An investigation recently conducted by the Augusta Chronicle has concluded that although hundreds of Georgians live in personal care homes, no state law is in place to protect these people from abuse.
The state has enacted a variety of legislation to protect at risk-adults, including laws that:
However, no laws exist in Georgia to regulate personal care home owners or employees, and these individuals have rarely faced criminal charges for abusing or neglecting residents. While at least two homes in Augusta have been cited in the past three years for having a felon working at the homes and many others have been cited repeatedly for allowing untrained staff to administer medications and injections, none of the homes lost state certification and all remain open.
What are Personal Care Homes?

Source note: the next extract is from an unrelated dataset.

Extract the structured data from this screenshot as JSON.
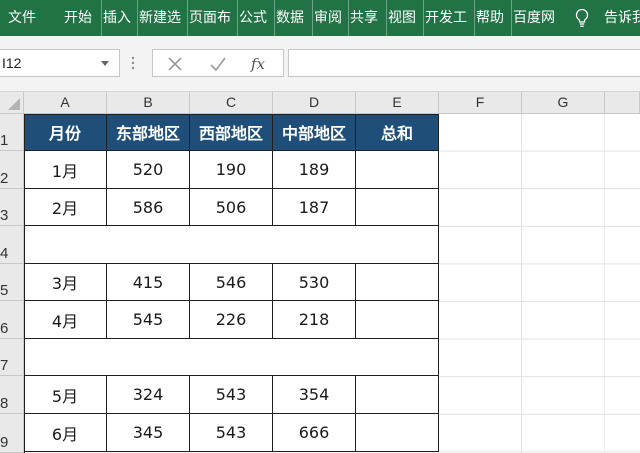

Personal care homes are residences that provide shelter, meals, supervision, and assistance to older people or those with physical, behavioral, or cognitive disabilities who cannot fully care for themselves, but do not need nursing home or medical care. The services that personal care homes provide include the supervision of self-administered medication, assistance with ambulation and transfer, and help with activities including eating, bathing, grooming, dressing, the personal hygiene.
Georgia recently began to require skilled nursing homes to have insurance, but without a set minimum amount. However personal care homes are not required to have any liability insurance whatsoever to gain licensure by the state. If law enforcement is unable to control the problem and enforce competency, individuals who suffer harm in personal care homes are left with litigation, which is expensive and does not guarantee recovery.
Georgia nursing home residents are likely not faring any better than those in personal care homes. According to the Atlanta Journal, about one in four nursing homes in Georgia received the lowest rating, a one star, in the latest federal quality rankings of long-term case facilities in the U.S.